Segment Start: Given data
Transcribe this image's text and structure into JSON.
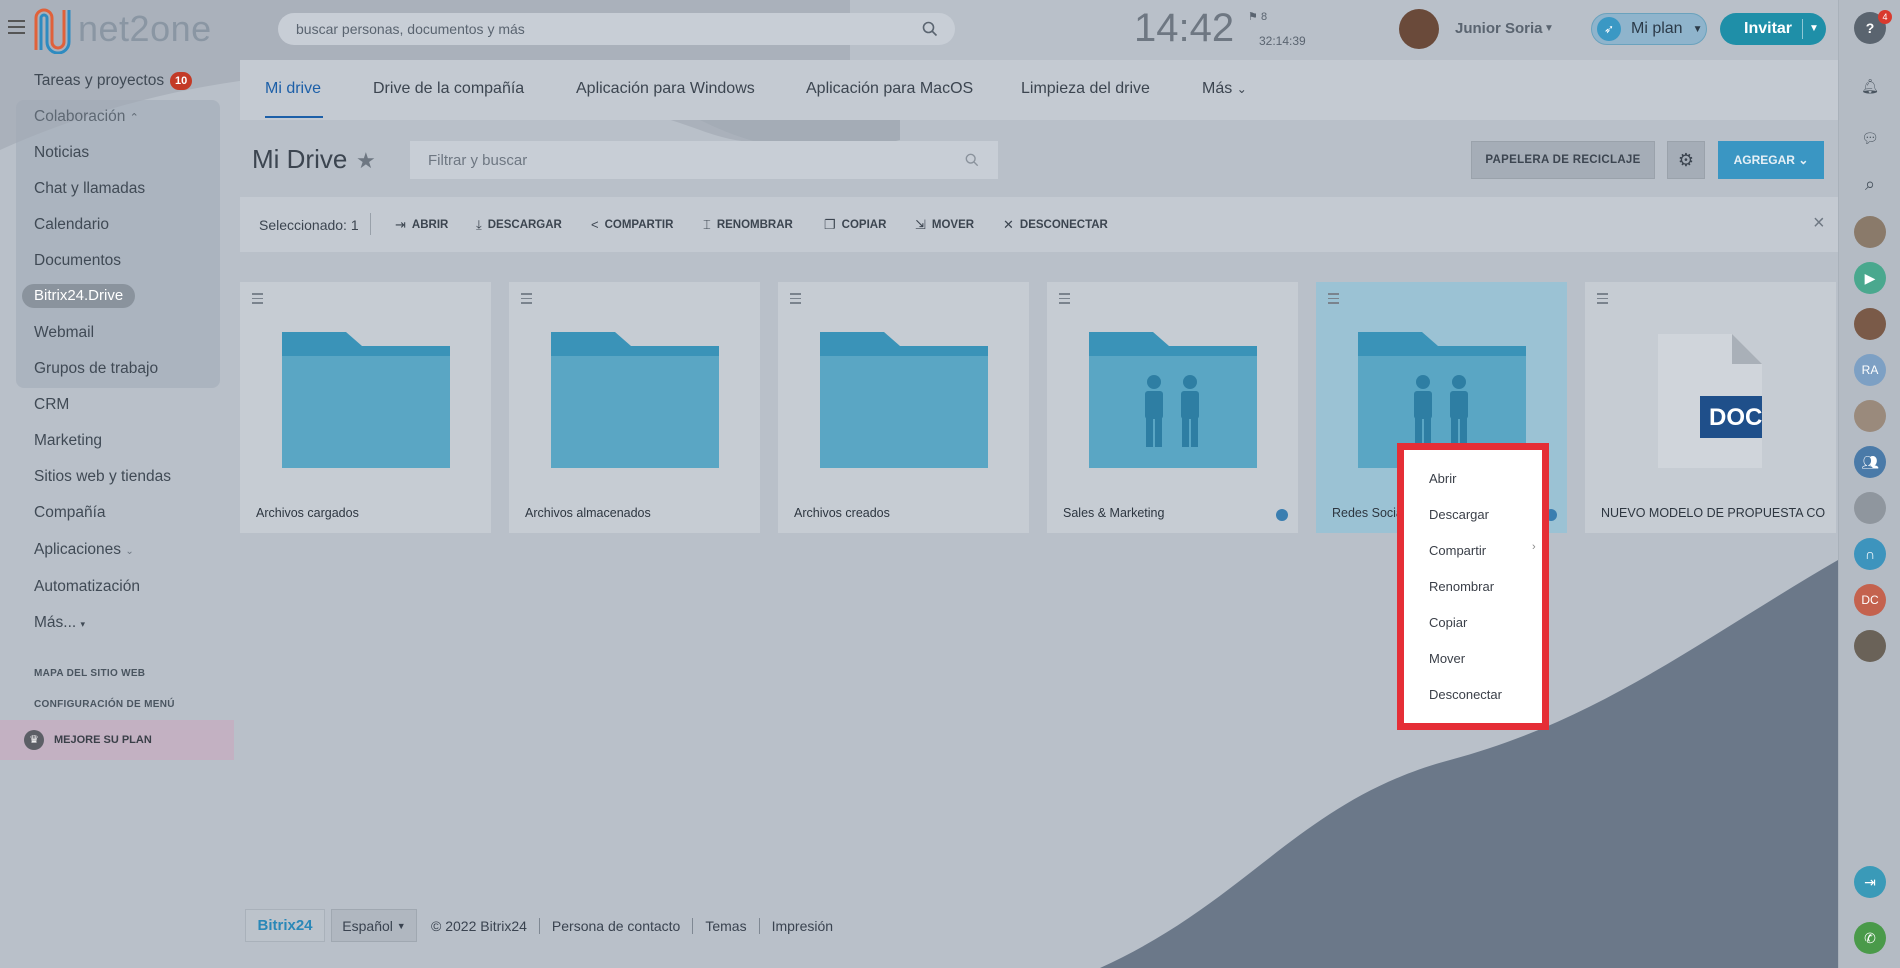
{
  "topbar": {
    "logo_text": "net2one",
    "search_placeholder": "buscar personas, documentos y más",
    "clock": "14:42",
    "flag_count": "8",
    "timer": "32:14:39",
    "user_name": "Junior Soria",
    "plan_label": "Mi plan",
    "invite_label": "Invitar"
  },
  "rail": {
    "help_badge": "4",
    "avatar_ra": "RA",
    "avatar_dc": "DC"
  },
  "sidebar": {
    "tasks_label": "Tareas y proyectos",
    "tasks_badge": "10",
    "collab_label": "Colaboración",
    "items": [
      "Noticias",
      "Chat y llamadas",
      "Calendario",
      "Documentos",
      "Bitrix24.Drive",
      "Webmail",
      "Grupos de trabajo"
    ],
    "crm": "CRM",
    "marketing": "Marketing",
    "sites": "Sitios web y tiendas",
    "company": "Compañía",
    "apps": "Aplicaciones",
    "automation": "Automatización",
    "more": "Más...",
    "sitemap": "MAPA DEL SITIO WEB",
    "menu_config": "CONFIGURACIÓN DE MENÚ",
    "upgrade": "MEJORE SU PLAN"
  },
  "tabs": [
    "Mi drive",
    "Drive de la compañía",
    "Aplicación para Windows",
    "Aplicación para MacOS",
    "Limpieza del drive",
    "Más"
  ],
  "page": {
    "title": "Mi Drive",
    "filter_placeholder": "Filtrar y buscar",
    "recycle_label": "PAPELERA DE RECICLAJE",
    "add_label": "AGREGAR"
  },
  "actionbar": {
    "selected": "Seleccionado: 1",
    "open": "ABRIR",
    "download": "DESCARGAR",
    "share": "COMPARTIR",
    "rename": "RENOMBRAR",
    "copy": "COPIAR",
    "move": "MOVER",
    "disconnect": "DESCONECTAR"
  },
  "tiles": [
    {
      "name": "Archivos cargados",
      "kind": "folder"
    },
    {
      "name": "Archivos almacenados",
      "kind": "folder"
    },
    {
      "name": "Archivos creados",
      "kind": "folder"
    },
    {
      "name": "Sales & Marketing",
      "kind": "shared-folder"
    },
    {
      "name": "Redes Socia",
      "kind": "shared-folder"
    },
    {
      "name": "NUEVO MODELO DE PROPUESTA CO...",
      "kind": "doc",
      "doc_label": "DOC"
    }
  ],
  "context_menu": [
    "Abrir",
    "Descargar",
    "Compartir",
    "Renombrar",
    "Copiar",
    "Mover",
    "Desconectar"
  ],
  "footer": {
    "logo": "Bitrix24",
    "language": "Español",
    "copyright": "© 2022 Bitrix24",
    "links": [
      "Persona de contacto",
      "Temas",
      "Impresión"
    ]
  },
  "colors": {
    "accent": "#1c5fa8",
    "folder": "#56a2c0",
    "menu_outline": "#e52e36",
    "invite": "#1f8fa8"
  }
}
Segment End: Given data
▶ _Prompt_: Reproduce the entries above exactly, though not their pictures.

▶ _Final answer_:
Transcribe this image's text and structure into JSON.
{
  "topbar": {
    "logo_text": "net2one",
    "search_placeholder": "buscar personas, documentos y más",
    "clock": "14:42",
    "flag_count": "8",
    "timer": "32:14:39",
    "user_name": "Junior Soria",
    "plan_label": "Mi plan",
    "invite_label": "Invitar"
  },
  "rail": {
    "help_badge": "4",
    "avatar_ra": "RA",
    "avatar_dc": "DC"
  },
  "sidebar": {
    "tasks_label": "Tareas y proyectos",
    "tasks_badge": "10",
    "collab_label": "Colaboración",
    "items": [
      "Noticias",
      "Chat y llamadas",
      "Calendario",
      "Documentos",
      "Bitrix24.Drive",
      "Webmail",
      "Grupos de trabajo"
    ],
    "crm": "CRM",
    "marketing": "Marketing",
    "sites": "Sitios web y tiendas",
    "company": "Compañía",
    "apps": "Aplicaciones",
    "automation": "Automatización",
    "more": "Más...",
    "sitemap": "MAPA DEL SITIO WEB",
    "menu_config": "CONFIGURACIÓN DE MENÚ",
    "upgrade": "MEJORE SU PLAN"
  },
  "tabs": [
    "Mi drive",
    "Drive de la compañía",
    "Aplicación para Windows",
    "Aplicación para MacOS",
    "Limpieza del drive",
    "Más"
  ],
  "page": {
    "title": "Mi Drive",
    "filter_placeholder": "Filtrar y buscar",
    "recycle_label": "PAPELERA DE RECICLAJE",
    "add_label": "AGREGAR"
  },
  "actionbar": {
    "selected": "Seleccionado: 1",
    "open": "ABRIR",
    "download": "DESCARGAR",
    "share": "COMPARTIR",
    "rename": "RENOMBRAR",
    "copy": "COPIAR",
    "move": "MOVER",
    "disconnect": "DESCONECTAR"
  },
  "tiles": [
    {
      "name": "Archivos cargados",
      "kind": "folder"
    },
    {
      "name": "Archivos almacenados",
      "kind": "folder"
    },
    {
      "name": "Archivos creados",
      "kind": "folder"
    },
    {
      "name": "Sales & Marketing",
      "kind": "shared-folder"
    },
    {
      "name": "Redes Socia",
      "kind": "shared-folder"
    },
    {
      "name": "NUEVO MODELO DE PROPUESTA CO...",
      "kind": "doc",
      "doc_label": "DOC"
    }
  ],
  "context_menu": [
    "Abrir",
    "Descargar",
    "Compartir",
    "Renombrar",
    "Copiar",
    "Mover",
    "Desconectar"
  ],
  "footer": {
    "logo": "Bitrix24",
    "language": "Español",
    "copyright": "© 2022 Bitrix24",
    "links": [
      "Persona de contacto",
      "Temas",
      "Impresión"
    ]
  },
  "colors": {
    "accent": "#1c5fa8",
    "folder": "#56a2c0",
    "menu_outline": "#e52e36",
    "invite": "#1f8fa8"
  }
}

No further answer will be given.